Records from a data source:
--------------------
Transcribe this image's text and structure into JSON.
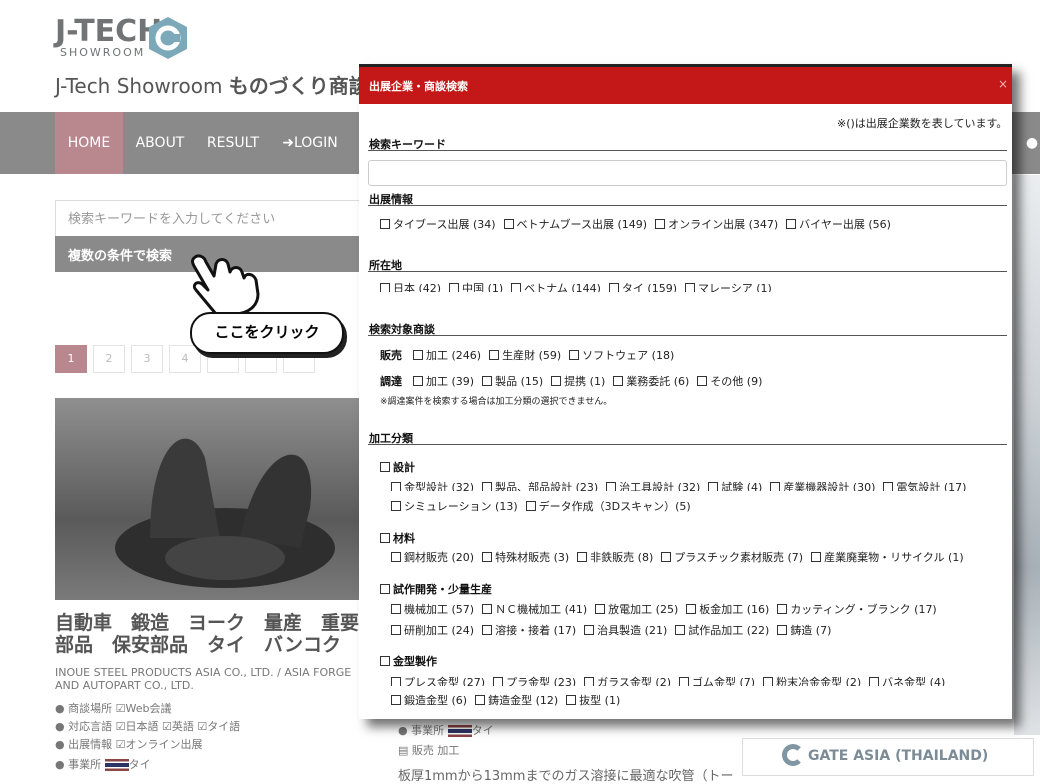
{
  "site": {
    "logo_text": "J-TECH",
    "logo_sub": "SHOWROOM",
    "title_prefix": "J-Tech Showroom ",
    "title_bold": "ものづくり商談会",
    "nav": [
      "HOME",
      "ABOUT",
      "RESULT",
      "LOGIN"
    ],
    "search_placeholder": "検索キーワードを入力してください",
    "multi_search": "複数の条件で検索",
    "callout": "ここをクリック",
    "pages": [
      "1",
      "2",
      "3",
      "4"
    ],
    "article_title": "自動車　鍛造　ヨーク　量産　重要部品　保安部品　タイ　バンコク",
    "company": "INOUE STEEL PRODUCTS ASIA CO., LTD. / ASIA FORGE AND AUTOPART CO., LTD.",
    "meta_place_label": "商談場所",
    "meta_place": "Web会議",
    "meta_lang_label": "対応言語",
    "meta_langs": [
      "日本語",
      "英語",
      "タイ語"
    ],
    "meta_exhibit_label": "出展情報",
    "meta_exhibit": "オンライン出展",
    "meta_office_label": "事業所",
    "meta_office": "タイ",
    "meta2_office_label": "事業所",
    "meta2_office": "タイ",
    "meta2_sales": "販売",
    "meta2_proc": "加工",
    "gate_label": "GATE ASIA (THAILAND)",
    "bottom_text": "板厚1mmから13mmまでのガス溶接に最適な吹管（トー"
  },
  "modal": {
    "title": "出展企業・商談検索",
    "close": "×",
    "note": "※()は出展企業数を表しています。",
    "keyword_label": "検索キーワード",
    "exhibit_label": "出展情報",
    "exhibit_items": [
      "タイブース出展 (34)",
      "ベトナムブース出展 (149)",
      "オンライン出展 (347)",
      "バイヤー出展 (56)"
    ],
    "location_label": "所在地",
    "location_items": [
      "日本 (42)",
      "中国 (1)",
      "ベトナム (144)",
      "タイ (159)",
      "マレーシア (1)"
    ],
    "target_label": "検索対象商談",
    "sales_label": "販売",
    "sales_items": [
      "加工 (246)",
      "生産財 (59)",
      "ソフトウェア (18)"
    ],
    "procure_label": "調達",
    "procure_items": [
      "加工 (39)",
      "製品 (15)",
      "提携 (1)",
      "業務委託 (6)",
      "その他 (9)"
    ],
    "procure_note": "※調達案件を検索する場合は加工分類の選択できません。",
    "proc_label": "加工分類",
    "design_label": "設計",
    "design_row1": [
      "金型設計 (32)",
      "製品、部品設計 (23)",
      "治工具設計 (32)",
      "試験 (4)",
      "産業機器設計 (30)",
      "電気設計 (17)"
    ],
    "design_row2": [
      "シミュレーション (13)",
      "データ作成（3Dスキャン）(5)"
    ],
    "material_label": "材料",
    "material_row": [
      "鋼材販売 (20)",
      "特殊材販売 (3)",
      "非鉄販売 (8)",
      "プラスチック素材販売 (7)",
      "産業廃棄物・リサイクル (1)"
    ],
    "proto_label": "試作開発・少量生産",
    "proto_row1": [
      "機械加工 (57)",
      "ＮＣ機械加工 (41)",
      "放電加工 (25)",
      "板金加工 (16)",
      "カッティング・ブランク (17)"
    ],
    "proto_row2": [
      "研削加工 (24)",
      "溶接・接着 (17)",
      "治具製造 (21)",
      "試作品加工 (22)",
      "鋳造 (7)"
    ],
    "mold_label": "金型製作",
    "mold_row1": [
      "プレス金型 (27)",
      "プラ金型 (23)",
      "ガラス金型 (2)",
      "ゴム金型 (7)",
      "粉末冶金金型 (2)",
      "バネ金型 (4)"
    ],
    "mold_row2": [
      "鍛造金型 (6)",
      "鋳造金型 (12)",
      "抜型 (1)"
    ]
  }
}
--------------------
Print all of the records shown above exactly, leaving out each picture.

Transcribe this image's text and structure into JSON.
{
  "site": {
    "logo_text": "J-TECH",
    "logo_sub": "SHOWROOM",
    "title_prefix": "J-Tech Showroom ",
    "title_bold": "ものづくり商談会",
    "nav": [
      "HOME",
      "ABOUT",
      "RESULT",
      "LOGIN"
    ],
    "search_placeholder": "検索キーワードを入力してください",
    "multi_search": "複数の条件で検索",
    "callout": "ここをクリック",
    "pages": [
      "1",
      "2",
      "3",
      "4"
    ],
    "article_title": "自動車　鍛造　ヨーク　量産　重要部品　保安部品　タイ　バンコク",
    "company": "INOUE STEEL PRODUCTS ASIA CO., LTD. / ASIA FORGE AND AUTOPART CO., LTD.",
    "meta_place_label": "商談場所",
    "meta_place": "Web会議",
    "meta_lang_label": "対応言語",
    "meta_langs": [
      "日本語",
      "英語",
      "タイ語"
    ],
    "meta_exhibit_label": "出展情報",
    "meta_exhibit": "オンライン出展",
    "meta_office_label": "事業所",
    "meta_office": "タイ",
    "meta2_office_label": "事業所",
    "meta2_office": "タイ",
    "meta2_sales": "販売",
    "meta2_proc": "加工",
    "gate_label": "GATE ASIA (THAILAND)",
    "bottom_text": "板厚1mmから13mmまでのガス溶接に最適な吹管（トー"
  },
  "modal": {
    "title": "出展企業・商談検索",
    "close": "×",
    "note": "※()は出展企業数を表しています。",
    "keyword_label": "検索キーワード",
    "exhibit_label": "出展情報",
    "exhibit_items": [
      "タイブース出展 (34)",
      "ベトナムブース出展 (149)",
      "オンライン出展 (347)",
      "バイヤー出展 (56)"
    ],
    "location_label": "所在地",
    "location_items": [
      "日本 (42)",
      "中国 (1)",
      "ベトナム (144)",
      "タイ (159)",
      "マレーシア (1)"
    ],
    "target_label": "検索対象商談",
    "sales_label": "販売",
    "sales_items": [
      "加工 (246)",
      "生産財 (59)",
      "ソフトウェア (18)"
    ],
    "procure_label": "調達",
    "procure_items": [
      "加工 (39)",
      "製品 (15)",
      "提携 (1)",
      "業務委託 (6)",
      "その他 (9)"
    ],
    "procure_note": "※調達案件を検索する場合は加工分類の選択できません。",
    "proc_label": "加工分類",
    "design_label": "設計",
    "design_row1": [
      "金型設計 (32)",
      "製品、部品設計 (23)",
      "治工具設計 (32)",
      "試験 (4)",
      "産業機器設計 (30)",
      "電気設計 (17)"
    ],
    "design_row2": [
      "シミュレーション (13)",
      "データ作成（3Dスキャン）(5)"
    ],
    "material_label": "材料",
    "material_row": [
      "鋼材販売 (20)",
      "特殊材販売 (3)",
      "非鉄販売 (8)",
      "プラスチック素材販売 (7)",
      "産業廃棄物・リサイクル (1)"
    ],
    "proto_label": "試作開発・少量生産",
    "proto_row1": [
      "機械加工 (57)",
      "ＮＣ機械加工 (41)",
      "放電加工 (25)",
      "板金加工 (16)",
      "カッティング・ブランク (17)"
    ],
    "proto_row2": [
      "研削加工 (24)",
      "溶接・接着 (17)",
      "治具製造 (21)",
      "試作品加工 (22)",
      "鋳造 (7)"
    ],
    "mold_label": "金型製作",
    "mold_row1": [
      "プレス金型 (27)",
      "プラ金型 (23)",
      "ガラス金型 (2)",
      "ゴム金型 (7)",
      "粉末冶金金型 (2)",
      "バネ金型 (4)"
    ],
    "mold_row2": [
      "鍛造金型 (6)",
      "鋳造金型 (12)",
      "抜型 (1)"
    ]
  }
}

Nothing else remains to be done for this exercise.